When Vân Uoc inexplicably attracts Billy Gardiner’s attention, she doesn’t know what to think. Her school friends worry that Billy is going to hurt her when he inevitably loses interest. She and her best friend Jess wonder if Vân Uoc could possibly be the subject of a long-term joke Billy is planning. But Vân Uoc has no experience with boys and Jess is a self-prescribed “lesbian-in-waiting” so neither of them are sure.
As Billy starts following her around, Vân Uoc wonders if her crush was misplaced. Billy is certainly attractive and funny. But he also has a habit of making mean-spirited jokes and a complete lack of awareness when it comes to his own privilege–something Vân Uoc has no problem pointing out to him.
While contemplating the possibility of her wish being granted and of Billy genuinely liking her, Vân Uoc also begins to reassess her life choices in other areas with an eye toward her literary idol, Jane Eyre. As Vân Uoc embraces Billy’s attentions and her own dreams for a larger life beyond studying and waiting for college.
Cloudwish is a thoughtful and meditative novel that contemplates both the everyday and the place (and possibility) of magic in the real world.
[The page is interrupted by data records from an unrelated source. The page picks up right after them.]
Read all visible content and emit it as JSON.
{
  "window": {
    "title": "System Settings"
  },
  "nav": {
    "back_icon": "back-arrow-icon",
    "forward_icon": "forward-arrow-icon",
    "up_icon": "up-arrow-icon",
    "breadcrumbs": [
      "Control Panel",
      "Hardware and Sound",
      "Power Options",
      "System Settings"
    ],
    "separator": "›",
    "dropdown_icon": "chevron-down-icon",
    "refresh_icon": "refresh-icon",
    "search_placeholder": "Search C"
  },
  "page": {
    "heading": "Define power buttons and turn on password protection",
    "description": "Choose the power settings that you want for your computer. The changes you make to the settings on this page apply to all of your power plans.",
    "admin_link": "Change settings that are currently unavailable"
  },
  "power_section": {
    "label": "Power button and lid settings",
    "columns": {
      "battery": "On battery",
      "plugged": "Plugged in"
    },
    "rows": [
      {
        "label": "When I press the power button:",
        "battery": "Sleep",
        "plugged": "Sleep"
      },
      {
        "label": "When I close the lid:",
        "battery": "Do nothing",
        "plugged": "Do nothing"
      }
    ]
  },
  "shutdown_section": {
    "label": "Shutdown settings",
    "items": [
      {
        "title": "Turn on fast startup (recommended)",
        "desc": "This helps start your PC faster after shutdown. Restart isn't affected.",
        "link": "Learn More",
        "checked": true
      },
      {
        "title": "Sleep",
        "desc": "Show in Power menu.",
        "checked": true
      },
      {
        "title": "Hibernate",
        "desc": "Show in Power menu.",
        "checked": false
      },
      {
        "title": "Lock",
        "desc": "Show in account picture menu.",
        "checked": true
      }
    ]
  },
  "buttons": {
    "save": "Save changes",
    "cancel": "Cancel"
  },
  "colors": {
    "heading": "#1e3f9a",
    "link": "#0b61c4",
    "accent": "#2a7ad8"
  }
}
Highly recommended.
Possible Pairings: Nothing But the Truth (And a Few White Lies) by Justina Chen, Fly on the Wall by E. Lockhart, Famous in a Small Town by Emma Mills, The Sky is Everywhere by Jandy Nelson, Lucy and Linh by Alice Pung, Cures for Heartbreak by Margo Rabb, Birthday by Meredith Russo, As You Wish by Chelsea Sedoti, The Edge of Falling by Rebecca Serle, Girl Against the Universe by Paula Stokes, Odd One Out by Nic Stone, The Sun Is Also a Star by Nicola Yoon, The Serpent King by Jeff Zentner, Memoirs of a Teenage Amnesiac by Gabrielle Zevin